Posted 6 years ago on Feb. 11, 2012, 12:43 p.m. EST by flip
This content is user submitted and not an official statement
The Wall Street Journal reported that the Obama campaign set its sights on media mogul Haim Saban.
A backer of Hillary Clinton in the Democratic primaries in 2008, Saban had not subsequently supported Obama because of criticisms over the president’s actions toward Israel. Perhaps because the president has done nothing to effectively pressure the Israeli government to make any concessions toward Palestinian self-determination, Saban recently made his first contribution to Obama and in a written statement Tuesday said, “We are looking at all the Super PACs at the moment, will surely participate, but haven’t decided on the details.”
Saban may be one of the more idealistic mega-donors the pro-Obama Priorities USA Action PAC is now courting. Less savory, if one cares about the hold that Wall Street has exerted over this administration, are some of the top donors Obama aides met with Tuesday to urge that they contribute to the PAC. The list included Hamilton E. James, the president of the huge private equity firm Blackstone, and Robert Wolf, the chairman of UBS Group Americas.
Not that the Republicans should worry, since their list of super PAC supporters is far more powerful. To date, the pro-Democrat PACs have collected a paltry $19 million as compared with the $91 million raised last year by committees controlled by Karl Rove and the allies of the Republican presidential candidates. This disparity is the president’s justification for abandoning his principled opposition to such groups. “We’re not going to fight this fight with one hand tied behind our back,” said Jim Messina, Obama’s campaign manager. “With so much at stake, we can’t allow for two sets of rules. Democrats can’t be unilaterally disarmed.”
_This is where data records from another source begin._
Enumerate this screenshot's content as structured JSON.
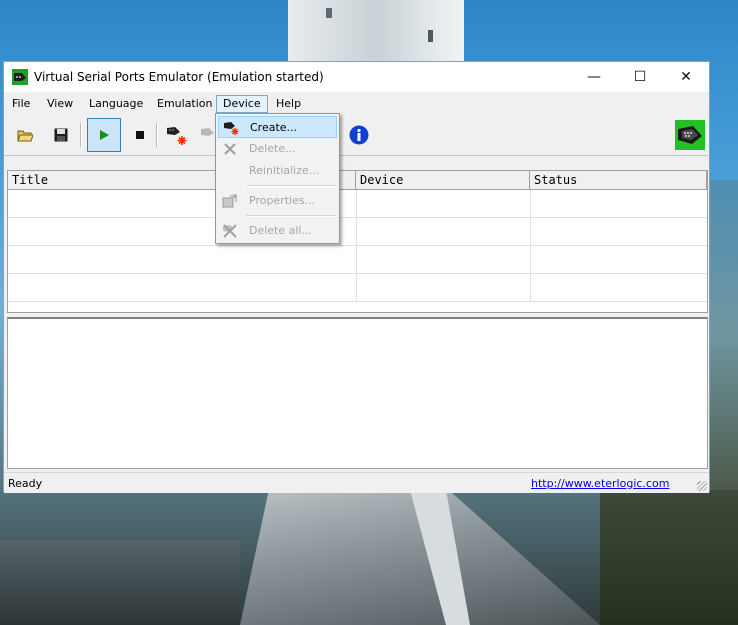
{
  "window": {
    "title": "Virtual Serial Ports Emulator (Emulation started)",
    "minimize_glyph": "—",
    "maximize_glyph": "☐",
    "close_glyph": "✕"
  },
  "menubar": {
    "items": [
      {
        "label": "File"
      },
      {
        "label": "View"
      },
      {
        "label": "Language"
      },
      {
        "label": "Emulation"
      },
      {
        "label": "Device",
        "open": true
      },
      {
        "label": "Help"
      }
    ]
  },
  "toolbar": {
    "icons": [
      "open-folder-icon",
      "save-icon",
      "start-emulation-icon",
      "stop-emulation-icon",
      "create-device-icon",
      "delete-device-icon",
      "info-icon",
      "serial-port-logo-icon"
    ]
  },
  "grid": {
    "columns": [
      {
        "label": "Title"
      },
      {
        "label": "Device"
      },
      {
        "label": "Status"
      }
    ],
    "rows": []
  },
  "device_menu": {
    "items": [
      {
        "label": "Create...",
        "enabled": true,
        "icon": "create-device-icon"
      },
      {
        "label": "Delete...",
        "enabled": false,
        "icon": "delete-icon"
      },
      {
        "label": "Reinitialize...",
        "enabled": false,
        "icon": ""
      },
      {
        "label": "Properties...",
        "enabled": false,
        "icon": "properties-icon"
      },
      {
        "label": "Delete all...",
        "enabled": false,
        "icon": "delete-all-icon"
      }
    ]
  },
  "statusbar": {
    "text": "Ready",
    "link": "http://www.eterlogic.com"
  },
  "colors": {
    "accent": "#0078d7",
    "menu_highlight": "#cce8ff",
    "play_green": "#1a8f1a",
    "info_blue": "#1040d0",
    "logo_green": "#22c022"
  }
}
That argument would be more compelling if not for the fact that it was the Republican presidential nominee, John McCain, who “disarmed” by accepting public funding in the last election. Obama subverted what remained of political campaign finance reform by turning instead to private contributions, with the result that major Wall Street interests greatly financed his victory. It is not entirely true that shunning the PACs would have left the president at a disadvantage, since he commands predominant media space by virtue of his office. He could have exploited the fat-cat contributions to Republicans as confirmation that they are servants of the 1 percent that has caused the rest of us so much misery. Once again he has failed to take that case for economic justice to the American people and instead validated the Republican assault on what remains of our democracy.